  2. Buy a Living Christmas TreeNASA has done the math, and a real tree really does have a much lower carbon footprint than a plastic one. How? Here’s NASA’s reasoning: “Farmers grow trees especially for the holidays. They plant huge tracts of land in beautiful noble pines, Douglas firs, blue spruce, and other favorites. It may take 8 to 12 years to grow a good sized tree. But during that time, the tree is taking in carbon dioxide and releasing oxygen. It is cleaning the air and helping slow climate change. If people didn’t buy the cut trees, the farmers wouldn’t plant them.”
  3. Keep It Local – This is simple. Whether they’re flown or driven to our home, it takes more resources for imported goods to reach our homes and offices. Buying local products cuts carbon emissions while boosting the local economy.

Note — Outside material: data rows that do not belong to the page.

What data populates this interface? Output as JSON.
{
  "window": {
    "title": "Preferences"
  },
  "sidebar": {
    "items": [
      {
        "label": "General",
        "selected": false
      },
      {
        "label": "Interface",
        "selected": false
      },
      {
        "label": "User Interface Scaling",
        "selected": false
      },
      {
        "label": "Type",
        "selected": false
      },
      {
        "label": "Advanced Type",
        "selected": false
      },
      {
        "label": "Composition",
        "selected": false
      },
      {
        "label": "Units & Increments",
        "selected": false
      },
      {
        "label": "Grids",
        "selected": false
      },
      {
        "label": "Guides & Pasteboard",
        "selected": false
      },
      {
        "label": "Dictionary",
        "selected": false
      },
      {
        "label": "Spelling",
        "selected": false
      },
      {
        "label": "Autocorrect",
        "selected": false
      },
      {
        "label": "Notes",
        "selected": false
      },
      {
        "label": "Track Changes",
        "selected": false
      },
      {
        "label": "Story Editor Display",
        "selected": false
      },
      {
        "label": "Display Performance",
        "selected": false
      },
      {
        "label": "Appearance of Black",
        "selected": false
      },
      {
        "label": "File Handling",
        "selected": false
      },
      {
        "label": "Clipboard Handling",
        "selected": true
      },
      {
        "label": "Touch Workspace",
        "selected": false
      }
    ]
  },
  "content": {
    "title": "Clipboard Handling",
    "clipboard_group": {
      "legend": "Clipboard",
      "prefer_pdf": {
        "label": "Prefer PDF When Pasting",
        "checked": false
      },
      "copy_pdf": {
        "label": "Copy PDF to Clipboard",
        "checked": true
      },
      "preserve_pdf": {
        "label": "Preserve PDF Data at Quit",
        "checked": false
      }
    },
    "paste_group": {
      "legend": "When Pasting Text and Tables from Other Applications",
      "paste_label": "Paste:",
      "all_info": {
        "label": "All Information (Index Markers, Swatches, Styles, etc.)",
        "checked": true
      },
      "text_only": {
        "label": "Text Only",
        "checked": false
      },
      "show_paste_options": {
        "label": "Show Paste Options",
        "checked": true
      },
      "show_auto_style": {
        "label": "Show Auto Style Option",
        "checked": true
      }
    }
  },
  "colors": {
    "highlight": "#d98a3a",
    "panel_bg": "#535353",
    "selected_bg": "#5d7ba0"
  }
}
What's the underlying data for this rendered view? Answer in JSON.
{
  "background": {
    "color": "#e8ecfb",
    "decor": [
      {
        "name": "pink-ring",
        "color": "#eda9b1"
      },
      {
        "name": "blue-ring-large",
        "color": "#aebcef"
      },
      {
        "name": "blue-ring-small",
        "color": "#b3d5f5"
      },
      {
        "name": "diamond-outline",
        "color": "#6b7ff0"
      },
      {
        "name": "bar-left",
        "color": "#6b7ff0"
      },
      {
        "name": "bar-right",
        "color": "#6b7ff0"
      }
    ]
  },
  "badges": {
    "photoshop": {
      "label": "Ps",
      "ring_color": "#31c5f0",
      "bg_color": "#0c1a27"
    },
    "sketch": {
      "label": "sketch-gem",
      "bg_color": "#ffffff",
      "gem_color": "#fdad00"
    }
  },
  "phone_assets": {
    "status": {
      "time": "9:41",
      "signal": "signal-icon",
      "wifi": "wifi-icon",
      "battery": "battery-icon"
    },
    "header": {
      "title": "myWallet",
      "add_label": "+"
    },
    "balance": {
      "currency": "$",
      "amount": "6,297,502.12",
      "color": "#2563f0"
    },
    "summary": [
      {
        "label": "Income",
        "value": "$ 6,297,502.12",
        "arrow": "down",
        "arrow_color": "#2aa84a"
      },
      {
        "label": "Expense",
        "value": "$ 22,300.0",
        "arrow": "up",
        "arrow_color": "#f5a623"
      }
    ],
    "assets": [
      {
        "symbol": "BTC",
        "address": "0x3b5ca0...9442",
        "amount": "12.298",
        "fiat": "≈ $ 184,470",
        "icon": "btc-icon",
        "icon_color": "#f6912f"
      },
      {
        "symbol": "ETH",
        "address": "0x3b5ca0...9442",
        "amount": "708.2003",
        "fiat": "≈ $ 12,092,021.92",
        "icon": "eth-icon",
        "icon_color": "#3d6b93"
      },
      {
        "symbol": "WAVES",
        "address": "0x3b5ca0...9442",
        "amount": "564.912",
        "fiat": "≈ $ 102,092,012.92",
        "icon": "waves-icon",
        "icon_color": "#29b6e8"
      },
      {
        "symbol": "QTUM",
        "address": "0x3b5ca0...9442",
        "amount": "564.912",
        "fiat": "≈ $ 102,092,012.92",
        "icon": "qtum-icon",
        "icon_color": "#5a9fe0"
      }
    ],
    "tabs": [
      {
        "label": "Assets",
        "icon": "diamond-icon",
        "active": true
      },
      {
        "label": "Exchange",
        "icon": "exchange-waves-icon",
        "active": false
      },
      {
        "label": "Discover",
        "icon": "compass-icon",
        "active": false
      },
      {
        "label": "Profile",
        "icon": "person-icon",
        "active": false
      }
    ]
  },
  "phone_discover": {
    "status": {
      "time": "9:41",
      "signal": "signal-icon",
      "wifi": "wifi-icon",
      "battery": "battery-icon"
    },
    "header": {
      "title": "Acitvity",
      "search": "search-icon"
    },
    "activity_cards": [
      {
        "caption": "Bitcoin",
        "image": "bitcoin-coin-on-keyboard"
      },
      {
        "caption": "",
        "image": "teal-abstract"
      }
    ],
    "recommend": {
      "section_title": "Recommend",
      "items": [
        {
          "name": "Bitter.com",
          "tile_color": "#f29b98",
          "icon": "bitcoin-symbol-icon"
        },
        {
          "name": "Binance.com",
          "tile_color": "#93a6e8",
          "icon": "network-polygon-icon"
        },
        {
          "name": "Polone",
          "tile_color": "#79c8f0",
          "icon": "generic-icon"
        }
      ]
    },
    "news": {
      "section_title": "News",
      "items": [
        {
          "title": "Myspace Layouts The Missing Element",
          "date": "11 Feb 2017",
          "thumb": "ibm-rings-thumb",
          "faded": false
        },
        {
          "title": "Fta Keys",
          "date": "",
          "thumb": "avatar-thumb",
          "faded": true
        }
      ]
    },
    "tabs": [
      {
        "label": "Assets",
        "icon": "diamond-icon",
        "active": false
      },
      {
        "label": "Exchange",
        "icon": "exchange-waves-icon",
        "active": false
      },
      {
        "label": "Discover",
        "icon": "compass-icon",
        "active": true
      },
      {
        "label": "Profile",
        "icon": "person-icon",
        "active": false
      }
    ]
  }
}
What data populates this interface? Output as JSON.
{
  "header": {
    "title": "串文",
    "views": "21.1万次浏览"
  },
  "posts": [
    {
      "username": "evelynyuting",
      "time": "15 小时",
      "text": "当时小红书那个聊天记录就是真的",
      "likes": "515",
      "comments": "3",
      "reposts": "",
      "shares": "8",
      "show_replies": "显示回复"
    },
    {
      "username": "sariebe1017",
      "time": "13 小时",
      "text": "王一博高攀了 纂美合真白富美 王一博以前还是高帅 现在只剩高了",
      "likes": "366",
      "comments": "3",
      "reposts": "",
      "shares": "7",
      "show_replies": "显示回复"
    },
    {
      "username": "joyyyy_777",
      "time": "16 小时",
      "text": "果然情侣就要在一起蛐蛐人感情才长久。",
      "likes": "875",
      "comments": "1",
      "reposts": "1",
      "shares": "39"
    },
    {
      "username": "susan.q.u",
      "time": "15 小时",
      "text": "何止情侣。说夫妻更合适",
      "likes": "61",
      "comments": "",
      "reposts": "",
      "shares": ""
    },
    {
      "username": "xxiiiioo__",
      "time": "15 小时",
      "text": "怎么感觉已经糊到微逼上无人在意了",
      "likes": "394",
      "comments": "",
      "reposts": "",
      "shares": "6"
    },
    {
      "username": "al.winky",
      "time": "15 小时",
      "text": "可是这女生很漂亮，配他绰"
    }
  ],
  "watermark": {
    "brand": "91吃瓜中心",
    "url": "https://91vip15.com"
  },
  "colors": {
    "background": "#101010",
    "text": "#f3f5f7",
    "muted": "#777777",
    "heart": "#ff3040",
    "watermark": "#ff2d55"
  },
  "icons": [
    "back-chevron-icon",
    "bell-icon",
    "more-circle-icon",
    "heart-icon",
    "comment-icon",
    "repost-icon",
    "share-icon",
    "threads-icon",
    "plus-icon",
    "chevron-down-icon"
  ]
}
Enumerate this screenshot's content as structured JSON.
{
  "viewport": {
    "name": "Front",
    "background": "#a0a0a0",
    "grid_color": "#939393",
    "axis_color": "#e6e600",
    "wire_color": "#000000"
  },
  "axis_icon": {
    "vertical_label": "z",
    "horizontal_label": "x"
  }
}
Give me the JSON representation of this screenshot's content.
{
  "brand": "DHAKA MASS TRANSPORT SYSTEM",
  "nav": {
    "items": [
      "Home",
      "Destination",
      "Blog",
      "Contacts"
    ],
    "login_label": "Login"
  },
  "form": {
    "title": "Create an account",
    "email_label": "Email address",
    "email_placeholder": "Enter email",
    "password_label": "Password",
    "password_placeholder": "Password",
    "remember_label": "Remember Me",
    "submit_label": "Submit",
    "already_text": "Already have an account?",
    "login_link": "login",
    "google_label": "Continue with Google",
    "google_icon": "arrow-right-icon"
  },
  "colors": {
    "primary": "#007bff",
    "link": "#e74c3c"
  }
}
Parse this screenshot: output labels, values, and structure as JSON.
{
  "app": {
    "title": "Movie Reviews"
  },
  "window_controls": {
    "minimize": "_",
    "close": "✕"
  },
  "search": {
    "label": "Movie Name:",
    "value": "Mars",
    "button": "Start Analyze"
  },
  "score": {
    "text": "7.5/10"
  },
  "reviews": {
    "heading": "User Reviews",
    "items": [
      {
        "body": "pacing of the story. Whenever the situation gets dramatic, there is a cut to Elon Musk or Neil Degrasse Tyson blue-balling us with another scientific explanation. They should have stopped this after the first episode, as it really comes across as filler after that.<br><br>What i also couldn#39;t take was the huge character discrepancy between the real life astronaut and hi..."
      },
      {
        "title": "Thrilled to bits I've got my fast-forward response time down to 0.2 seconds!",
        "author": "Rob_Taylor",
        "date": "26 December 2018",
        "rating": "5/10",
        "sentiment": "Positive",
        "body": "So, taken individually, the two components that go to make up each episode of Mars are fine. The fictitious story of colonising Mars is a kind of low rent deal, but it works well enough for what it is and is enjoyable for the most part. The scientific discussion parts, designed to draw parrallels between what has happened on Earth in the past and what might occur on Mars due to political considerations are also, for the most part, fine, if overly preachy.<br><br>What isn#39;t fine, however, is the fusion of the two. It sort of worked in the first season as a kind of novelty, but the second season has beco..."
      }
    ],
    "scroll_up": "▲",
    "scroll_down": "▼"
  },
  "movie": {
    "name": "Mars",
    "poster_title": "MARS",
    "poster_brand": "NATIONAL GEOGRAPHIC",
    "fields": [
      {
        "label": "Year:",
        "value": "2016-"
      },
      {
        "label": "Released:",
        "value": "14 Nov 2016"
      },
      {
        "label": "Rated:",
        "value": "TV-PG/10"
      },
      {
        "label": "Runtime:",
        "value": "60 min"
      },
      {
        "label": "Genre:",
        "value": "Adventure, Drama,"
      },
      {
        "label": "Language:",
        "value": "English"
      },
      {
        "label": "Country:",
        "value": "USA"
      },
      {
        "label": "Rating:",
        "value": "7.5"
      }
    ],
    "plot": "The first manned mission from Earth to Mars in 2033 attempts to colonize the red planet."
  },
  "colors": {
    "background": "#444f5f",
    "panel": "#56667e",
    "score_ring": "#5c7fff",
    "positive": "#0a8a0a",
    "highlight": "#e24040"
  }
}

Locally grown organic produce and manufactured handicrafts really help, particularly if the raw materials are sustainably sourced, like twigs, leaves and pine cones.
  4. Wrap, Recycle, Wrap – or Don’t Wrap at All – Do you really need to wrap that gift? Especially if you’re not giving it to a child, and especially if it’s not going to sit under a Christmas tree for a week or more, is there any reason to wrap that gift? According to the EPA, half of the paper America consumes is used to wrap and decorate consumer products. Many different types of wrapping papers – especially those that are shiny or feel waxy – contain chemical compounds and metals that are particularly unkind to the environment. Some environmentalists suggest using newspapers, brown paper bags or old maps to wrap gifts. Others say wrap but don’t use a box. Instead of using ribbons or bows, adorn gifts with a sprig of evergreen. If you do use ribbons, bows and bags, reuse them next year.
  5. LED Lights – Energy-efficient LED (light-emitting diode) Christmas lights are up to 90 percent more efficient than regular tungsten bulbs. The EPA and numerous experts also stress that they’re far safer and last longer, too. Use automatic timers. That ensures they’ll turn themselves off after you go to bed, saving power and guaranteeing that your carbon footprint won’t be naughty, but nice.